Another treatise, The ‘Seven Deadly Sins’ of Civilization by George M Gould, MD, published in 1907, condemns tobacco – along with coffee and tea, alcohol, sugar, venereal diseases, the modern home and eye strain.

In the treaty, Gould draws particular attention to the impact that smoking has on the body, citing a study of the effect of smoking on students, concluding that “those who did not use tobacco were twenty percent longer than the smokers, twenty-five percent heavier and had sixty-six percent more lung capacity. ”Despite studies like this, Gould writes about the limited impact on the medical community, and writes about the opinions that promoted in the publication. The Practitioner.

Tobacco 4: An excerpt from 'The Seven Deadly Sins' of Civilization, which highlights the reluctance to install legislation to control smoking.

Despite condemnation as far back as 1857, it was not until 1948, when Richard Doll and Austin Bradford Hill published their findings linking smoking to lung cancer, that the medical community began to further investigate the harmful effects of tobacco. Since then, stricter regulations have been implemented to try to deter smoking, including anti-tobacco advertising, tobacco taxation and a ban on smoking in public places.

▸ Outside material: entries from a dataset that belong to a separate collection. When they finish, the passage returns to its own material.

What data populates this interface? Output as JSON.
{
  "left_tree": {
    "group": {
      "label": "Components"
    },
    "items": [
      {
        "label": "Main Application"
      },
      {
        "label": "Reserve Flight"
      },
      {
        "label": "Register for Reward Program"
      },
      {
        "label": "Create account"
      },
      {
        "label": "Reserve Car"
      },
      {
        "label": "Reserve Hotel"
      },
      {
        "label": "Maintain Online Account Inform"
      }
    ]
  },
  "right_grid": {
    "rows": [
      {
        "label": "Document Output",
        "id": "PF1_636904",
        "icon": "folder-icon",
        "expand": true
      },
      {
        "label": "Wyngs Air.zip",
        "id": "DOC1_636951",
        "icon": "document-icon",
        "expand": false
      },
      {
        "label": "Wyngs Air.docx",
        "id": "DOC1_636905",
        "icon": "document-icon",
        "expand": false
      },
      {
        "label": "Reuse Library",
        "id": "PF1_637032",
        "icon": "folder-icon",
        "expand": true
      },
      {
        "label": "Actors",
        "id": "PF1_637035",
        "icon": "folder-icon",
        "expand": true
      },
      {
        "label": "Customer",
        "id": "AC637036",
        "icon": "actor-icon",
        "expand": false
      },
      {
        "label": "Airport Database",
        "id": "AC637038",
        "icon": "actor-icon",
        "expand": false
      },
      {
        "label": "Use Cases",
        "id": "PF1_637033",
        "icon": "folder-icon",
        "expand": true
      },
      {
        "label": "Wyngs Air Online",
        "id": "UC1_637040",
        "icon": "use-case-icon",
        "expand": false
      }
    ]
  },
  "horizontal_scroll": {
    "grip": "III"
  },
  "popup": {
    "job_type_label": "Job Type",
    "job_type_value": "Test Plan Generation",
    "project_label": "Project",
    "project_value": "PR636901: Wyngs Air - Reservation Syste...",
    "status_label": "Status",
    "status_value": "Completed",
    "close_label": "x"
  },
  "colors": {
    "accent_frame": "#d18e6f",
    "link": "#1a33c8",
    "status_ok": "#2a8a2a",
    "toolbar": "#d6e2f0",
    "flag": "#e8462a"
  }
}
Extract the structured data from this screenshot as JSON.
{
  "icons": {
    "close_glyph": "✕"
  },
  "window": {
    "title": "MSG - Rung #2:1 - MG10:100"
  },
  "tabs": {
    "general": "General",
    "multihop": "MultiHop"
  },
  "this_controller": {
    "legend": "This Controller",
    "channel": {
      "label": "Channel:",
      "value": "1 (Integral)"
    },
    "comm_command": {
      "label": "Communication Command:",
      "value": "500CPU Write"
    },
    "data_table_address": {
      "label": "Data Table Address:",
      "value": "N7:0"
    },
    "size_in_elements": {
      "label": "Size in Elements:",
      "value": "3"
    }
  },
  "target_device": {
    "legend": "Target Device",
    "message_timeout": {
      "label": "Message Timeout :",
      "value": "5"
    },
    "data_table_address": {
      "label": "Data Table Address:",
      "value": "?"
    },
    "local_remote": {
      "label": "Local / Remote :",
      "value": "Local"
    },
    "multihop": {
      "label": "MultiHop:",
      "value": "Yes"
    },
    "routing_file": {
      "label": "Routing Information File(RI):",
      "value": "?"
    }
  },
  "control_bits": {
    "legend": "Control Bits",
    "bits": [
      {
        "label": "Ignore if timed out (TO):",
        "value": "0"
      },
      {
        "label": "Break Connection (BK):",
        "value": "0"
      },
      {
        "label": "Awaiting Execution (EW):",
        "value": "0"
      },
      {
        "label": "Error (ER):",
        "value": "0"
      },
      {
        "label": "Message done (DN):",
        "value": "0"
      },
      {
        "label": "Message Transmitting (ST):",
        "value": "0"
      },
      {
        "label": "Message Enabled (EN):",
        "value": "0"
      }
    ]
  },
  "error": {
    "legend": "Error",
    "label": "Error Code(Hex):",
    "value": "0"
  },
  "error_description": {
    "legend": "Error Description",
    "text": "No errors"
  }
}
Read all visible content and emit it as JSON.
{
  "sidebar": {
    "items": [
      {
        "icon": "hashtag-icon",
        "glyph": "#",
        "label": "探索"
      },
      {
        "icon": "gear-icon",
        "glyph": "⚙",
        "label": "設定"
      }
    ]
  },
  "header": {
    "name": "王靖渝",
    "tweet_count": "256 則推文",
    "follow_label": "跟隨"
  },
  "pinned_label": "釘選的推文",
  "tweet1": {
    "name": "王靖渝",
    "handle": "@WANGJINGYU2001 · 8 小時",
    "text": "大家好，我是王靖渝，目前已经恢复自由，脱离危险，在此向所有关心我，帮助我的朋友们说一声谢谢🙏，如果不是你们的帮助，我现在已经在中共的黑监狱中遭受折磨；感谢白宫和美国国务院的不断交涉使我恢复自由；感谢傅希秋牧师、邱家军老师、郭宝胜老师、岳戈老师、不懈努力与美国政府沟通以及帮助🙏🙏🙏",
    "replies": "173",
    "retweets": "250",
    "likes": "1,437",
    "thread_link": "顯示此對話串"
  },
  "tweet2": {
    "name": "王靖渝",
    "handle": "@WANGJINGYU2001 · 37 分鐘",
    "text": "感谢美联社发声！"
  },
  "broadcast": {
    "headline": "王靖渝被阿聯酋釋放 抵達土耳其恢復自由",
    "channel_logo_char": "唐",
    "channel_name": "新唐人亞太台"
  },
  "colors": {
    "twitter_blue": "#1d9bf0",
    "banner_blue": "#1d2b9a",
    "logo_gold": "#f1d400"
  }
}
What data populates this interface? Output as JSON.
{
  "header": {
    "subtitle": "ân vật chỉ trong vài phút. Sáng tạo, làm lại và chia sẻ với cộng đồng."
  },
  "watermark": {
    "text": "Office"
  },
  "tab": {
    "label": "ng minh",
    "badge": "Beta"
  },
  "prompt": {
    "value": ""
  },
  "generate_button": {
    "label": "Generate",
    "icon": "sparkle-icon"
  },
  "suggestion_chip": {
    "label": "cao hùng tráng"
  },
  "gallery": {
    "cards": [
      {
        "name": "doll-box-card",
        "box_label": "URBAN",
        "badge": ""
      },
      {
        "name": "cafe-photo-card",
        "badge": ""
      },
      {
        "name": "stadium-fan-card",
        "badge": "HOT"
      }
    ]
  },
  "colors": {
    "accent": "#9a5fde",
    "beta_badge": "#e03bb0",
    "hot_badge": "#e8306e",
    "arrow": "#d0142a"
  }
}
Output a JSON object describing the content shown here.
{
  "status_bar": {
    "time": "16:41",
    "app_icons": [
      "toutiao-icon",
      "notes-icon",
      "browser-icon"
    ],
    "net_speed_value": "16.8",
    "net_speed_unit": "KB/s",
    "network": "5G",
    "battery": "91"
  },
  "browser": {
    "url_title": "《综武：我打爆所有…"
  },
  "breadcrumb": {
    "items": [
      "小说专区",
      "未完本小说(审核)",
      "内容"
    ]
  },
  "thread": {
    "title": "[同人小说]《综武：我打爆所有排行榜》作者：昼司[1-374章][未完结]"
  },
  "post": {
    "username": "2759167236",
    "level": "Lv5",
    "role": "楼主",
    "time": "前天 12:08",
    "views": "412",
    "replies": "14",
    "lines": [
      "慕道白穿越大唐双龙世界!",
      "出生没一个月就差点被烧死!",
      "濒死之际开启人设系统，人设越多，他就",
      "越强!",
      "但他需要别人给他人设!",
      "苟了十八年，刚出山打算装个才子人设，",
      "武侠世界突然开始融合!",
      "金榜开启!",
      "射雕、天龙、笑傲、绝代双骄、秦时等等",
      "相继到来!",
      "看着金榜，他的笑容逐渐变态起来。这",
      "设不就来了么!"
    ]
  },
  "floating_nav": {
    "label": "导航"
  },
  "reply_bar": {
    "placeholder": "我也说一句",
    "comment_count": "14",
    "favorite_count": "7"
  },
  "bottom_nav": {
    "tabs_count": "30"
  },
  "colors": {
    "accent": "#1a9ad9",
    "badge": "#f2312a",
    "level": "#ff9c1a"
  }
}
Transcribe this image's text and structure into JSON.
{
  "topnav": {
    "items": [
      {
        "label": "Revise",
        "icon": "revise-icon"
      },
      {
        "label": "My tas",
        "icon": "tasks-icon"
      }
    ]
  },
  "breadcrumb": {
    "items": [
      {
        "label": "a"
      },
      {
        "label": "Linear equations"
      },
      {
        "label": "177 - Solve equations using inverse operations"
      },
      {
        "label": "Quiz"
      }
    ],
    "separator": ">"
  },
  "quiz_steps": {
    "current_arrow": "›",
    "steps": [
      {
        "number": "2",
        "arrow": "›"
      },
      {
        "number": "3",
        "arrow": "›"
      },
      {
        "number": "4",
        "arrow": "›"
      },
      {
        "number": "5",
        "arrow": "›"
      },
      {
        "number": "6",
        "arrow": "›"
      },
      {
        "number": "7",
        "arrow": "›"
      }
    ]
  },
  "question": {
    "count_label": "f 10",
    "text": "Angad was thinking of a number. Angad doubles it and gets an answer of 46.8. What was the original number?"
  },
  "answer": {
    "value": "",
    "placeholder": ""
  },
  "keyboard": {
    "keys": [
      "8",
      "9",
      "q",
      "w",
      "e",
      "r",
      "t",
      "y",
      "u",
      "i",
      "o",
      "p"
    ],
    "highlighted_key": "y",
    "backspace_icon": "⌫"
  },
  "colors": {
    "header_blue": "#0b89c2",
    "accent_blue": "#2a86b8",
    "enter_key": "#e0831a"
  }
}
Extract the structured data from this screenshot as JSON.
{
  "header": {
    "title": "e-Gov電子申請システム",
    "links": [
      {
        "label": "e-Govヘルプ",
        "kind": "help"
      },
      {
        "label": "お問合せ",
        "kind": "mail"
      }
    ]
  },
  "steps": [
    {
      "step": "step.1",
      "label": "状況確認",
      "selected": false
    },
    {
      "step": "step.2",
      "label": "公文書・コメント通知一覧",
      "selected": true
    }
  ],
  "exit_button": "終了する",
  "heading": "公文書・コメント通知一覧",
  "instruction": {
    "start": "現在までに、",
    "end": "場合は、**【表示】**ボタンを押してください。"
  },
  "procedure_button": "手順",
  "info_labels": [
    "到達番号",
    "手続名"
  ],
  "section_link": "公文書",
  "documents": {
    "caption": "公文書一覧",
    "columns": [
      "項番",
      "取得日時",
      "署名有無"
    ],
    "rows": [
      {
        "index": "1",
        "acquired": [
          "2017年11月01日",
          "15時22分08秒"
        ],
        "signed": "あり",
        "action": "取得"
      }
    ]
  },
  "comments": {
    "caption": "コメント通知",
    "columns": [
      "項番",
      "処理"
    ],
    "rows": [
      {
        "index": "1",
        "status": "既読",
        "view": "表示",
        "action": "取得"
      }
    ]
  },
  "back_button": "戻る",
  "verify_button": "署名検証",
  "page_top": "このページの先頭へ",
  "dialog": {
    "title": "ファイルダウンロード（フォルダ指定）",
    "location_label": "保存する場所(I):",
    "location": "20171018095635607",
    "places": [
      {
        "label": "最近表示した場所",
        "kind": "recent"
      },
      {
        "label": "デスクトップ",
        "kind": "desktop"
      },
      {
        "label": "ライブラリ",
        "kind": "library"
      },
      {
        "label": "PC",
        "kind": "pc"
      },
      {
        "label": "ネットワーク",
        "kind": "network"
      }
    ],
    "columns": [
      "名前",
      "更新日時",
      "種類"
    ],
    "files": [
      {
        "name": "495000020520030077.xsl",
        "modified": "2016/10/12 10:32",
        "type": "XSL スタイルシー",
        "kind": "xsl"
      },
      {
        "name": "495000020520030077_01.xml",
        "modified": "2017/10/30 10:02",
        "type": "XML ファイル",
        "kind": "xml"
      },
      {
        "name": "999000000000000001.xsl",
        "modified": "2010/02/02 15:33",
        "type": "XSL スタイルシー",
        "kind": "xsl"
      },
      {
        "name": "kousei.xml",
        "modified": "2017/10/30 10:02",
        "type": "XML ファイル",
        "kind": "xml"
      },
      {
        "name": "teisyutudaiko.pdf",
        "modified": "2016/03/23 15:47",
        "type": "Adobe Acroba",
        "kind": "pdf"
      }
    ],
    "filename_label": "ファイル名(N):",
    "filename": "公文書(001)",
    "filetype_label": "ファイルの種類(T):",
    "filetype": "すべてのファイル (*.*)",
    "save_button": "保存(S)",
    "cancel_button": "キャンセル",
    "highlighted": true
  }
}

For more information on World No Tobacco Day visit the World Health Organization.

Saffron Mackay, Library and Archives Assistant